▶ TO DO
For the entries below, work out how many lines include the string "Carte", then write only that number.

*** Opening INPUT RECORDS ***

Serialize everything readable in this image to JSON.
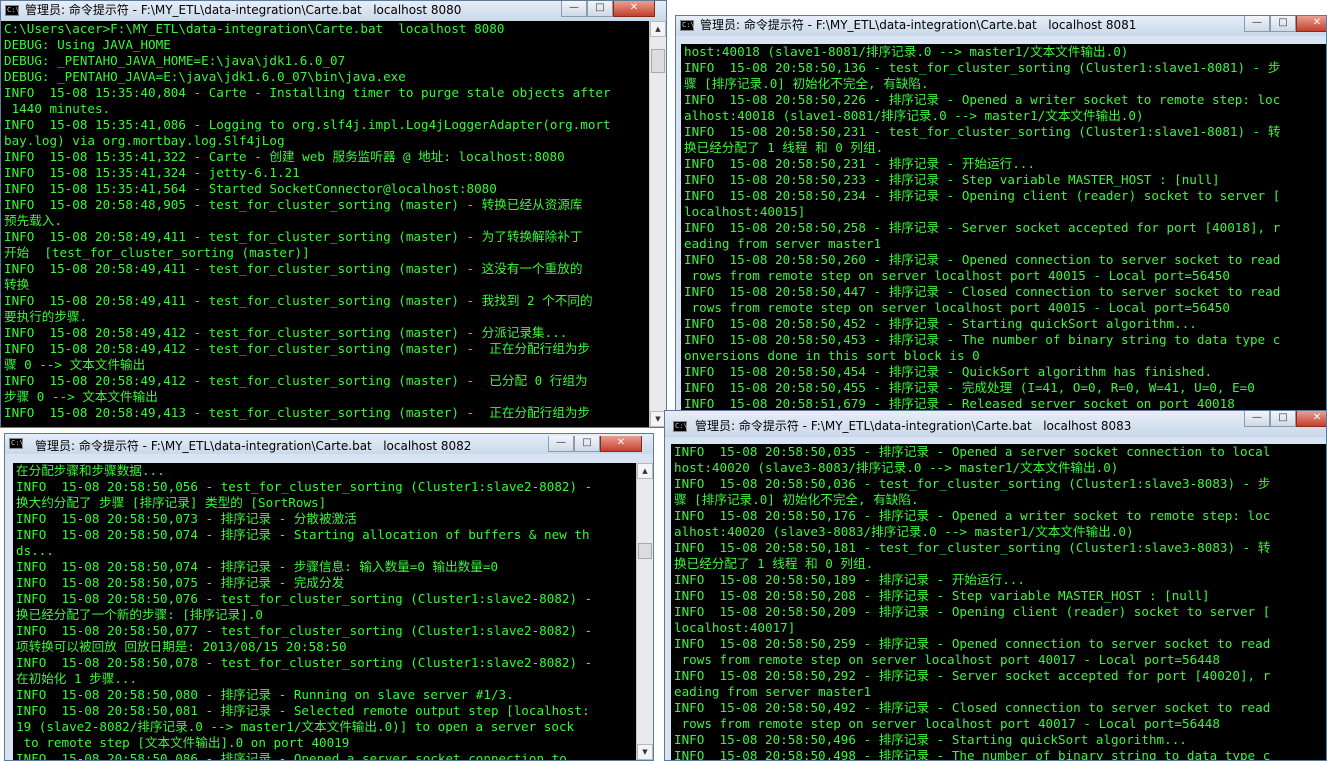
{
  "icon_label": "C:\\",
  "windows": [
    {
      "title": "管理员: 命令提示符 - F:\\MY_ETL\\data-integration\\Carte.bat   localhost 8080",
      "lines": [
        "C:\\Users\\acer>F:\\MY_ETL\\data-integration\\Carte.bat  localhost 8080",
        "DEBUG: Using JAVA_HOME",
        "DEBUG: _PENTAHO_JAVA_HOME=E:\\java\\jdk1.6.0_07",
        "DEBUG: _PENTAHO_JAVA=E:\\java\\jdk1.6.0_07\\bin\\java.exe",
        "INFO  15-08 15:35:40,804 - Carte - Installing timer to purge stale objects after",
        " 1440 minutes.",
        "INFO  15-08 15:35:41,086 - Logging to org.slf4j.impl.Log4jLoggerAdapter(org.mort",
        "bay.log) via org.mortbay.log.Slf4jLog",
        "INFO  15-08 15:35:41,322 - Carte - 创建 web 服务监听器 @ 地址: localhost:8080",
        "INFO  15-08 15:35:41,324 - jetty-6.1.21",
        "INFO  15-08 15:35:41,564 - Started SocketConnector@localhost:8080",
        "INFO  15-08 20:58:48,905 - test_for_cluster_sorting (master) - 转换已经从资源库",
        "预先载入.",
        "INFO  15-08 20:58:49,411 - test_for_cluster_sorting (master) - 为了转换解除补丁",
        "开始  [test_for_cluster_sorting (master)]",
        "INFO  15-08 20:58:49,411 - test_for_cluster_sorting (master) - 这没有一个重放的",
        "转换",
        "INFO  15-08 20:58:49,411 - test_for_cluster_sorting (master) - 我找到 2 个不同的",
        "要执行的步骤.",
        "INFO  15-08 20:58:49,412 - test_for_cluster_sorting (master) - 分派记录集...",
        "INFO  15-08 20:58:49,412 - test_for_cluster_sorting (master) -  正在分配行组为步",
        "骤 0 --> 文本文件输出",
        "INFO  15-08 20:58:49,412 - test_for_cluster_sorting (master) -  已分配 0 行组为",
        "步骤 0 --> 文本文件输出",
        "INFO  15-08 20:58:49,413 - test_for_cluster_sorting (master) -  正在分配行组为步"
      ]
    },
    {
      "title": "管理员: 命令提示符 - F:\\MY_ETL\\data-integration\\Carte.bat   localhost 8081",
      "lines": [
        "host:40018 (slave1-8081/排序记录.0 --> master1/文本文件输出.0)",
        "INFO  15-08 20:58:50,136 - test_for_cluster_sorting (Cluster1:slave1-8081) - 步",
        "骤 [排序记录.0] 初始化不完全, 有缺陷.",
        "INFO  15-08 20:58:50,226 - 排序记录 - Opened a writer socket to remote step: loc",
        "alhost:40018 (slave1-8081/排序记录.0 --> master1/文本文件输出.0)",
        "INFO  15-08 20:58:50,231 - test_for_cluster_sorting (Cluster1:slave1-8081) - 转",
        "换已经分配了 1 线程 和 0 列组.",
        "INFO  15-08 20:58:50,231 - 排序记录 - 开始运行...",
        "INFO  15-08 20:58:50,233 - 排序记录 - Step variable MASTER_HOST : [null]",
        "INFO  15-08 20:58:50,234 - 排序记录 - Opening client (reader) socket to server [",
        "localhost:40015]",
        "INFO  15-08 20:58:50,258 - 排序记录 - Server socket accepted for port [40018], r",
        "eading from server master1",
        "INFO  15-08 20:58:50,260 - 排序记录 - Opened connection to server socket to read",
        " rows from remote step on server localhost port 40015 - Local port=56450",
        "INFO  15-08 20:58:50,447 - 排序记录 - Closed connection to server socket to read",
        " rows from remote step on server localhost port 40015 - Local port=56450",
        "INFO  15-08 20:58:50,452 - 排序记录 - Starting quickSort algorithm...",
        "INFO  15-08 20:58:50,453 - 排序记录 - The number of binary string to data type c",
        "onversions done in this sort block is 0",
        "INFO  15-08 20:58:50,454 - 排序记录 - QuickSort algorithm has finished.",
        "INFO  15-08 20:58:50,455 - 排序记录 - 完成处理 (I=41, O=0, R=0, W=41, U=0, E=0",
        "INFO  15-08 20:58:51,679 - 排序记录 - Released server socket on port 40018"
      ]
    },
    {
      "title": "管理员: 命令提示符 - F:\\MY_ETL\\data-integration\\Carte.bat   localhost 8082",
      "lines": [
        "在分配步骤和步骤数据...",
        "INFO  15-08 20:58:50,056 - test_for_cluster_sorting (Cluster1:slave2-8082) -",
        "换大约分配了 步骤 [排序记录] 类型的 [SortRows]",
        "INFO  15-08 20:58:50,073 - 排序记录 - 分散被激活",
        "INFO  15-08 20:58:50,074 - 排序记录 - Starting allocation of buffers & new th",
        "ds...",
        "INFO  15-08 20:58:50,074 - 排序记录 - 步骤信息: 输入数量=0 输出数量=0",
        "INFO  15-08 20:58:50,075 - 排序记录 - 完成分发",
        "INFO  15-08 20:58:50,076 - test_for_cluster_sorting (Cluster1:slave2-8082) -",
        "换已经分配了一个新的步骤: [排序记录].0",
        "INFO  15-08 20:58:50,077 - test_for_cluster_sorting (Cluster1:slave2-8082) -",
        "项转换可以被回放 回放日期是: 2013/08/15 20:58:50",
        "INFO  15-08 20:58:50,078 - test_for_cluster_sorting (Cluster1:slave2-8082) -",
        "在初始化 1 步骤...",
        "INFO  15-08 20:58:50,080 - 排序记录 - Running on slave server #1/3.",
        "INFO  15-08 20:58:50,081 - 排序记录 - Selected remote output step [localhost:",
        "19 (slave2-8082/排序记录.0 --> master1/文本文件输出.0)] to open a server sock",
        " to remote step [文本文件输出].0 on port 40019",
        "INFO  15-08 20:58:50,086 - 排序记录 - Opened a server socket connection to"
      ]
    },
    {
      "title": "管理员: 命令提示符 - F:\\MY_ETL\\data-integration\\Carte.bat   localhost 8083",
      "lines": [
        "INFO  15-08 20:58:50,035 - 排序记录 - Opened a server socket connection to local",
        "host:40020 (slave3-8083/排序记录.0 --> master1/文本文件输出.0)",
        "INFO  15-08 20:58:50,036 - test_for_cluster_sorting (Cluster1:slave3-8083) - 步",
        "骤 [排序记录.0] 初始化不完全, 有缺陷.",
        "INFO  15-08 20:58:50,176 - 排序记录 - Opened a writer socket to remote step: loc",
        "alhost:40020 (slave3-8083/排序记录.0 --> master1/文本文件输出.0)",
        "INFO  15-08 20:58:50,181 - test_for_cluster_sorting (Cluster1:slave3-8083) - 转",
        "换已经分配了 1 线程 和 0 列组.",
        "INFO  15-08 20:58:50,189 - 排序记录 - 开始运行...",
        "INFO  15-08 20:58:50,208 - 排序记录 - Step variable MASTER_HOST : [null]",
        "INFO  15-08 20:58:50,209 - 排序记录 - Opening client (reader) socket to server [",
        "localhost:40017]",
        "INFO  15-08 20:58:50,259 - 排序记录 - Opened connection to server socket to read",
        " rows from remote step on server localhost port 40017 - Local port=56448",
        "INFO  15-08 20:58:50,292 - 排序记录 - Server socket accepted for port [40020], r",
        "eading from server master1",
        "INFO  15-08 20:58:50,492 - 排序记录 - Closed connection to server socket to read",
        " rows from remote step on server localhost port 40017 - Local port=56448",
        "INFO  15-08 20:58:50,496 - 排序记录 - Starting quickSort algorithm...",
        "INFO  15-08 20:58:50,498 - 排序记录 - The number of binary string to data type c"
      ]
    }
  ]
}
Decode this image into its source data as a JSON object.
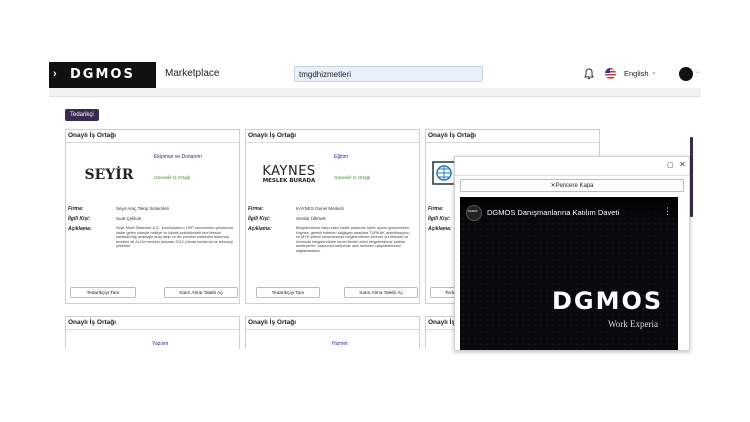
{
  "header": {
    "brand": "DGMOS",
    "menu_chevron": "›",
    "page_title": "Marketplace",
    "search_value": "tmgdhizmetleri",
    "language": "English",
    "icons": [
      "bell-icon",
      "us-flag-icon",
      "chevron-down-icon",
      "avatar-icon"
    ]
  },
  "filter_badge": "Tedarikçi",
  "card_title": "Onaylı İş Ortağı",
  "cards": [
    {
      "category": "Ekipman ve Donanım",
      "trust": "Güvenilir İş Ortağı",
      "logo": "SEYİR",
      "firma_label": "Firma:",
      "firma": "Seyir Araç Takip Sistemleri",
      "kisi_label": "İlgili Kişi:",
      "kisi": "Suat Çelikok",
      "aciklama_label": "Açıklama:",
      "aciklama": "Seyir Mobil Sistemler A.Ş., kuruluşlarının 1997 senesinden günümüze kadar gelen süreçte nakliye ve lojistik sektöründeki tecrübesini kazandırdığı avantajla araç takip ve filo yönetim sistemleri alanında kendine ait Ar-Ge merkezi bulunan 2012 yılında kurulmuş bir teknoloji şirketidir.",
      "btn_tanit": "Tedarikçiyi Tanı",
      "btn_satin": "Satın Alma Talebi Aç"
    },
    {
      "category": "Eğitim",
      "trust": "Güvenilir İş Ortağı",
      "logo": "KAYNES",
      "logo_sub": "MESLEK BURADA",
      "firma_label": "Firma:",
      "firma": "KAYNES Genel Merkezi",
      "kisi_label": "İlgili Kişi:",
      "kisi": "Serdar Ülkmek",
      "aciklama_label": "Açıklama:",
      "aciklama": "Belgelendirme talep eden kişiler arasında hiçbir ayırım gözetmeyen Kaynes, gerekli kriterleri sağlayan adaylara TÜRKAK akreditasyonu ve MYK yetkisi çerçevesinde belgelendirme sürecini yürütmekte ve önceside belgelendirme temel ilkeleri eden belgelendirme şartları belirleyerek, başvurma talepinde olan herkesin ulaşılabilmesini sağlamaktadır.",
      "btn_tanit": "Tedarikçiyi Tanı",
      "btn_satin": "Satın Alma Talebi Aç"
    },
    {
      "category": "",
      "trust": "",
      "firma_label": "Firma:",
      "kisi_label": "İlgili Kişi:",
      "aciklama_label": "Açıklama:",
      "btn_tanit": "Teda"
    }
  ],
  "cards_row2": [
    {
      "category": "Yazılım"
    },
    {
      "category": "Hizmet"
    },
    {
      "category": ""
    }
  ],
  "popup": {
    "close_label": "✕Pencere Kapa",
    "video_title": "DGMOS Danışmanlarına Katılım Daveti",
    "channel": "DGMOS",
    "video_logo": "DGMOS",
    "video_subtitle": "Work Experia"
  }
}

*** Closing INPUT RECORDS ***

▶ RESULT OF THIS EXERCISE
7